Extract each line of the data and write it out again exactly.

[Website and app data records]
• • • • • • •

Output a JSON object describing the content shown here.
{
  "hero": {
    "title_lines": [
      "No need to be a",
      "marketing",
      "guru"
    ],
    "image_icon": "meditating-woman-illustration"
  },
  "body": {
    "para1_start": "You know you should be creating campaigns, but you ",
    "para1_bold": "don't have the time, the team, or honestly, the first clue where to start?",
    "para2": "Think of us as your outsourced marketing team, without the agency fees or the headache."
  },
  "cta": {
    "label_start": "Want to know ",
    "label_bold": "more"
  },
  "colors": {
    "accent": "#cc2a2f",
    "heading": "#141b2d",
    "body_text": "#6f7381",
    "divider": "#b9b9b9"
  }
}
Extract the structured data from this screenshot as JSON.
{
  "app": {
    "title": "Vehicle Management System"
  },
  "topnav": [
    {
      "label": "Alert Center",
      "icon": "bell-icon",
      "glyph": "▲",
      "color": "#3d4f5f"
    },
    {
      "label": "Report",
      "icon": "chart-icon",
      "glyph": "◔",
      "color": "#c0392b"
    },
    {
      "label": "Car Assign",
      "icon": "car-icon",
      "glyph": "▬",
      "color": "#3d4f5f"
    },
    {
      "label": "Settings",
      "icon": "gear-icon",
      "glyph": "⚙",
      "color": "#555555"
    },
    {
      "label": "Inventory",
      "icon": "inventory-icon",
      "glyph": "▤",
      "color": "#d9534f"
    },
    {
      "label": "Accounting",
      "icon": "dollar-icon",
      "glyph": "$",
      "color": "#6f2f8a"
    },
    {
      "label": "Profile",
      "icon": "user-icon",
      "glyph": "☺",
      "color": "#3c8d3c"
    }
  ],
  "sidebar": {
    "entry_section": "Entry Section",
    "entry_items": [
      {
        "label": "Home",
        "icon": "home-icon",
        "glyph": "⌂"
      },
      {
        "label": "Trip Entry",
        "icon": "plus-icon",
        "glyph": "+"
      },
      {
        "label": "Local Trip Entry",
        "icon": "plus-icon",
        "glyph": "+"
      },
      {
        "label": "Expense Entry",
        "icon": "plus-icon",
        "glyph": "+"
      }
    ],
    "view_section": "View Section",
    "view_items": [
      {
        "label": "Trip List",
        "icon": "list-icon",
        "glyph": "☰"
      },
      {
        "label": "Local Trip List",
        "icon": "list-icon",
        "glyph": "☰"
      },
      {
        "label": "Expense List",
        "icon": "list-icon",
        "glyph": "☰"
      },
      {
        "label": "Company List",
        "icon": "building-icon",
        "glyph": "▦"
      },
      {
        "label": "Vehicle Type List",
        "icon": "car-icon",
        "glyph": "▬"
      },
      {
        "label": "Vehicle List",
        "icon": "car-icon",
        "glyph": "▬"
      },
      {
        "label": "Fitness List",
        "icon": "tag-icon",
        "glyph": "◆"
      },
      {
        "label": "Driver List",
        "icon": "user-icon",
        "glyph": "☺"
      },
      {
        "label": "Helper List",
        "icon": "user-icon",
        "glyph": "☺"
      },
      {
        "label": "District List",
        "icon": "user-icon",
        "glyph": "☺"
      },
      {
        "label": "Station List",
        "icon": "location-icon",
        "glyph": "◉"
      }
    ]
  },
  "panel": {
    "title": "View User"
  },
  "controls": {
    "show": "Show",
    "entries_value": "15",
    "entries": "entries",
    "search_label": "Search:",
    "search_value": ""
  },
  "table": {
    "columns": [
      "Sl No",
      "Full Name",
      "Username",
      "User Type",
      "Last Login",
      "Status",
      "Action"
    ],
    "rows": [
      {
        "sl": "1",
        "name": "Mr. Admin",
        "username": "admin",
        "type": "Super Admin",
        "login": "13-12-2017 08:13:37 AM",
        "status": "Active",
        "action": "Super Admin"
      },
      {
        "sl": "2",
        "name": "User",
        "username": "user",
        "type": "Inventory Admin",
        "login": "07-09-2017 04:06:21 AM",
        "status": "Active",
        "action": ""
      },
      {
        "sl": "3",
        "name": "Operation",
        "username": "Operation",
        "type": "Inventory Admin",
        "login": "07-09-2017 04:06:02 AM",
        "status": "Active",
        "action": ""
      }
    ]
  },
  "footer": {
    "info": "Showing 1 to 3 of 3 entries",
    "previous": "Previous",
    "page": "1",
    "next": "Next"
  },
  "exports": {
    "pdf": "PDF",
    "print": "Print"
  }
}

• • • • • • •

ANSWER BELOW ::
Output a JSON object describing the content shown here.
{
  "hero": {
    "title_lines": [
      "No need to be a",
      "marketing",
      "guru"
    ],
    "image_icon": "meditating-woman-illustration"
  },
  "body": {
    "para1_start": "You know you should be creating campaigns, but you ",
    "para1_bold": "don't have the time, the team, or honestly, the first clue where to start?",
    "para2": "Think of us as your outsourced marketing team, without the agency fees or the headache."
  },
  "cta": {
    "label_start": "Want to know ",
    "label_bold": "more"
  },
  "colors": {
    "accent": "#cc2a2f",
    "heading": "#141b2d",
    "body_text": "#6f7381",
    "divider": "#b9b9b9"
  }
}
Extract the structured data from this screenshot as JSON.
{
  "app": {
    "title": "Vehicle Management System"
  },
  "topnav": [
    {
      "label": "Alert Center",
      "icon": "bell-icon",
      "glyph": "▲",
      "color": "#3d4f5f"
    },
    {
      "label": "Report",
      "icon": "chart-icon",
      "glyph": "◔",
      "color": "#c0392b"
    },
    {
      "label": "Car Assign",
      "icon": "car-icon",
      "glyph": "▬",
      "color": "#3d4f5f"
    },
    {
      "label": "Settings",
      "icon": "gear-icon",
      "glyph": "⚙",
      "color": "#555555"
    },
    {
      "label": "Inventory",
      "icon": "inventory-icon",
      "glyph": "▤",
      "color": "#d9534f"
    },
    {
      "label": "Accounting",
      "icon": "dollar-icon",
      "glyph": "$",
      "color": "#6f2f8a"
    },
    {
      "label": "Profile",
      "icon": "user-icon",
      "glyph": "☺",
      "color": "#3c8d3c"
    }
  ],
  "sidebar": {
    "entry_section": "Entry Section",
    "entry_items": [
      {
        "label": "Home",
        "icon": "home-icon",
        "glyph": "⌂"
      },
      {
        "label": "Trip Entry",
        "icon": "plus-icon",
        "glyph": "+"
      },
      {
        "label": "Local Trip Entry",
        "icon": "plus-icon",
        "glyph": "+"
      },
      {
        "label": "Expense Entry",
        "icon": "plus-icon",
        "glyph": "+"
      }
    ],
    "view_section": "View Section",
    "view_items": [
      {
        "label": "Trip List",
        "icon": "list-icon",
        "glyph": "☰"
      },
      {
        "label": "Local Trip List",
        "icon": "list-icon",
        "glyph": "☰"
      },
      {
        "label": "Expense List",
        "icon": "list-icon",
        "glyph": "☰"
      },
      {
        "label": "Company List",
        "icon": "building-icon",
        "glyph": "▦"
      },
      {
        "label": "Vehicle Type List",
        "icon": "car-icon",
        "glyph": "▬"
      },
      {
        "label": "Vehicle List",
        "icon": "car-icon",
        "glyph": "▬"
      },
      {
        "label": "Fitness List",
        "icon": "tag-icon",
        "glyph": "◆"
      },
      {
        "label": "Driver List",
        "icon": "user-icon",
        "glyph": "☺"
      },
      {
        "label": "Helper List",
        "icon": "user-icon",
        "glyph": "☺"
      },
      {
        "label": "District List",
        "icon": "user-icon",
        "glyph": "☺"
      },
      {
        "label": "Station List",
        "icon": "location-icon",
        "glyph": "◉"
      }
    ]
  },
  "panel": {
    "title": "View User"
  },
  "controls": {
    "show": "Show",
    "entries_value": "15",
    "entries": "entries",
    "search_label": "Search:",
    "search_value": ""
  },
  "table": {
    "columns": [
      "Sl No",
      "Full Name",
      "Username",
      "User Type",
      "Last Login",
      "Status",
      "Action"
    ],
    "rows": [
      {
        "sl": "1",
        "name": "Mr. Admin",
        "username": "admin",
        "type": "Super Admin",
        "login": "13-12-2017 08:13:37 AM",
        "status": "Active",
        "action": "Super Admin"
      },
      {
        "sl": "2",
        "name": "User",
        "username": "user",
        "type": "Inventory Admin",
        "login": "07-09-2017 04:06:21 AM",
        "status": "Active",
        "action": ""
      },
      {
        "sl": "3",
        "name": "Operation",
        "username": "Operation",
        "type": "Inventory Admin",
        "login": "07-09-2017 04:06:02 AM",
        "status": "Active",
        "action": ""
      }
    ]
  },
  "footer": {
    "info": "Showing 1 to 3 of 3 entries",
    "previous": "Previous",
    "page": "1",
    "next": "Next"
  },
  "exports": {
    "pdf": "PDF",
    "print": "Print"
  }
}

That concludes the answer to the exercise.